The central city is very clean and felt extremely safe as we walked off our dinner wandering back to the hotel in the late evening. Walking around Moscow’s centre is very rewarding, but for efficient use of valuable time a driver is essential. The other essential in transport is the Metro. With our guide, over a couple of hours, we were able to see the best examples of Soviet era mosaics, bronze sculptured, marble, Art Deco and enormously-chandeliered platforms. A truly remarkable experience and something wonderful to gaze at should you miss your next train.
The Soviet era is proudly on display and you can shop for knick-knacks and memorabilia of this. Cold War era tanks and aeroplanes in the Victory park, long since decommissioned, bearing the red star can be cautiously approached and patted by enthusiasts.
We left Moscow by the fabulous Sapsan fast train bound for St Petersburg. The train was very comfortable and we had a surprisingly very good meal. We also got a brief look at rural life out our window.
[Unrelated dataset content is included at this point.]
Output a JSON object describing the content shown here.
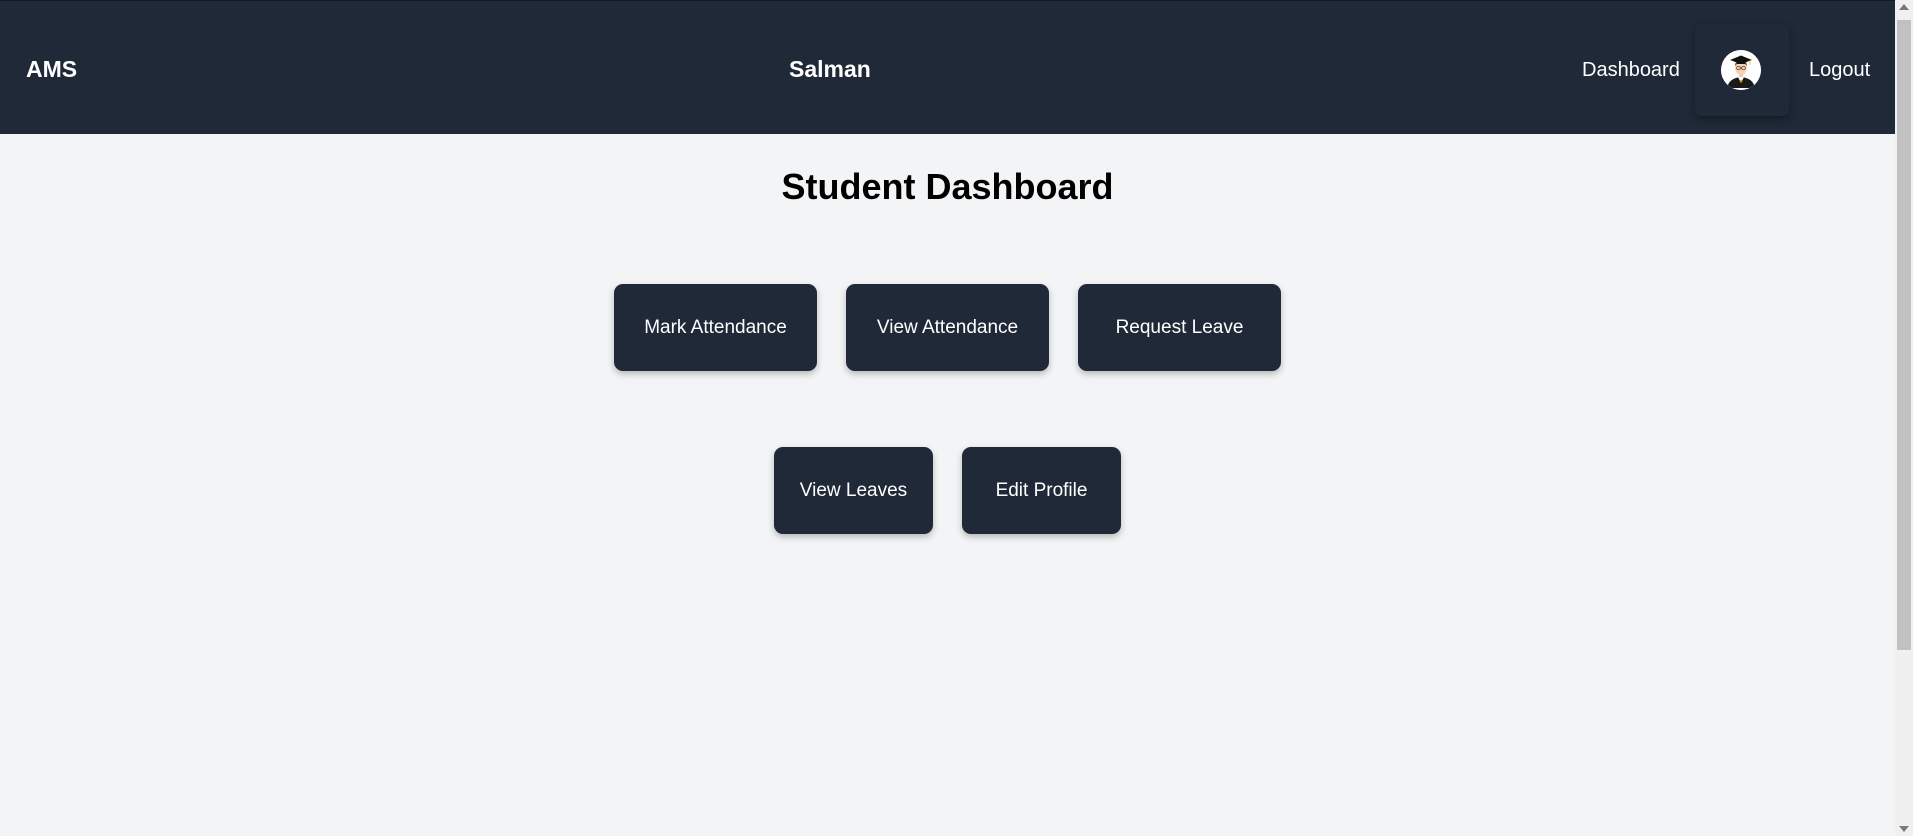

In less than four hours we had arrived, ready for the next leg of our Russian adventure. Checking into our Hotel (Belmond Grand) we found we had a spectacular view of the “Church of the Spilled Blood” and it’s colourful domes. The next day we would visit its beautiful interior. St Petersburg, whilst a city and once the capital, felt a lot more like a town in its intimacy. There are a lot of university students here and as such the city is very vibrant. After a few days, with unique landmarks, a river, and several canals we felt as though we knew our way around well enough to walk parts of it. Churches, forts, palaces and museums were all on the itinerary. Of note for me was the small Stieglitz museum of Applied Art: a combination of university and museum and possessing an eclectic collection of domestic artifacts and sensational interiors such as the golden Terem room. I loved the unique collection of dolls in clothing representing all the various regions and cultures of Russia. After the tour you are able to visit a shop of sorts where you may purchase artworks and sculptures made by the fine arts students.